Task to complete -
Tally the lines below that contain the word "Grandmaster", and give only that number.

Input records -
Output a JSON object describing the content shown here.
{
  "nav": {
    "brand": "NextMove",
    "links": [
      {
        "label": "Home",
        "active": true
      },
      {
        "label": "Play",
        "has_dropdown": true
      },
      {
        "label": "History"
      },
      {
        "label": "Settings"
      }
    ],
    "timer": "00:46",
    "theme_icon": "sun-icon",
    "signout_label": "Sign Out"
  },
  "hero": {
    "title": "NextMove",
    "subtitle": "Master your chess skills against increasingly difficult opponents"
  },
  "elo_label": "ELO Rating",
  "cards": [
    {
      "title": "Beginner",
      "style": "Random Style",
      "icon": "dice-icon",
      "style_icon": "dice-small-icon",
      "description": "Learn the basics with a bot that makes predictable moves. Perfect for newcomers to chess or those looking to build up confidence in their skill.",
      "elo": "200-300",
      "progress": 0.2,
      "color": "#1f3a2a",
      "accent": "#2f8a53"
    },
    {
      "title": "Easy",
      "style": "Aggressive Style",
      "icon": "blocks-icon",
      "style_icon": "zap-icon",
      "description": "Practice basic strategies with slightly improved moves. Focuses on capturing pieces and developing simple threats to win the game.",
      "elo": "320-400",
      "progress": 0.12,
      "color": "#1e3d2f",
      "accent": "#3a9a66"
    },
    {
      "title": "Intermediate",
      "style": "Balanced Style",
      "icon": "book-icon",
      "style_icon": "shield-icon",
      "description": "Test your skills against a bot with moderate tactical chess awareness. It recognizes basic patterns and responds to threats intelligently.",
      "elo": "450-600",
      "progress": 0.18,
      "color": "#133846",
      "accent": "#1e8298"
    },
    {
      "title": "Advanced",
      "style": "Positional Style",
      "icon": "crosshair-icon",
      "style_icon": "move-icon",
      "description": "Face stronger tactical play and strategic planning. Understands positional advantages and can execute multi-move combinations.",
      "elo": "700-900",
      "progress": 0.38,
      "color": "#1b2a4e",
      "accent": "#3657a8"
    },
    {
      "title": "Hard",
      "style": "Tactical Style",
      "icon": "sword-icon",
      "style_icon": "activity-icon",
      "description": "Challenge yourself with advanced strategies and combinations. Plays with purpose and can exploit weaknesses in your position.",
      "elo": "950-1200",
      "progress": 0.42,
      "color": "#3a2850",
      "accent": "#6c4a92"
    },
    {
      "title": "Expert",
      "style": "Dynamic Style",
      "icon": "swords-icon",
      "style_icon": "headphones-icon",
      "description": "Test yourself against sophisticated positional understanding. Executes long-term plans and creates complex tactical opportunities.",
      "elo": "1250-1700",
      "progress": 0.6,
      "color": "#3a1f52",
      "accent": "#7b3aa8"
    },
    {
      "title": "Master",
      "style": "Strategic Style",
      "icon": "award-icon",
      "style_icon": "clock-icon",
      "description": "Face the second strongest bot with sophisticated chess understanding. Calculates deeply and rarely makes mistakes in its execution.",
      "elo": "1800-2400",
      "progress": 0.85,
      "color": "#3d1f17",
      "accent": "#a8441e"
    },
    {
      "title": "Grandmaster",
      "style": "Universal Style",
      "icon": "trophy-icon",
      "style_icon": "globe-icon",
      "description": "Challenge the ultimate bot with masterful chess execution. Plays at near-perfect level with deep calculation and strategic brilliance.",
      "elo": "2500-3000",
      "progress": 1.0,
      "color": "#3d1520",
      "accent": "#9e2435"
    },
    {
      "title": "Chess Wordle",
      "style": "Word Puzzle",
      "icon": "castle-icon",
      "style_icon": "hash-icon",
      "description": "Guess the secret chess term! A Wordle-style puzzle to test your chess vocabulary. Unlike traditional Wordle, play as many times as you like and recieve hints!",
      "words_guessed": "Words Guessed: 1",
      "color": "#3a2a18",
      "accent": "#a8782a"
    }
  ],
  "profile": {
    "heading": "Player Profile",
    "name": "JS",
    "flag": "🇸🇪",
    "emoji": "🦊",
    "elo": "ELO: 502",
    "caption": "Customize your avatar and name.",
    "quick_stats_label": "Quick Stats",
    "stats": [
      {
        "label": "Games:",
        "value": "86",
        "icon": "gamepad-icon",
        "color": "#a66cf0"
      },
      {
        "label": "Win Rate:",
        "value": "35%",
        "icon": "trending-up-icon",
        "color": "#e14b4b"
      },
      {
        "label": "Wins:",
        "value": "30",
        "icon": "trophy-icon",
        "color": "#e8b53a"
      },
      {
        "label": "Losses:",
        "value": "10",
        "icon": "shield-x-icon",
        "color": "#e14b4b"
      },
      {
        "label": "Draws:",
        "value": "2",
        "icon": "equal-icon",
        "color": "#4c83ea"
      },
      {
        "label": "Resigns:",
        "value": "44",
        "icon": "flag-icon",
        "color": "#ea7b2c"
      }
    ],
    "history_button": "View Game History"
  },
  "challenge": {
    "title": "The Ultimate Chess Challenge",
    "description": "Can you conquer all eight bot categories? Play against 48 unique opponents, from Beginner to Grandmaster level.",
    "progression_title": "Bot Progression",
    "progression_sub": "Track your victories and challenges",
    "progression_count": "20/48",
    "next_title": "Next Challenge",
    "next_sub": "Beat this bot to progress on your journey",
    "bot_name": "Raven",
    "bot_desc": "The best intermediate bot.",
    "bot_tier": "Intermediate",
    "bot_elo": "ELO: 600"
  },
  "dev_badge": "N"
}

Completed exercise -
2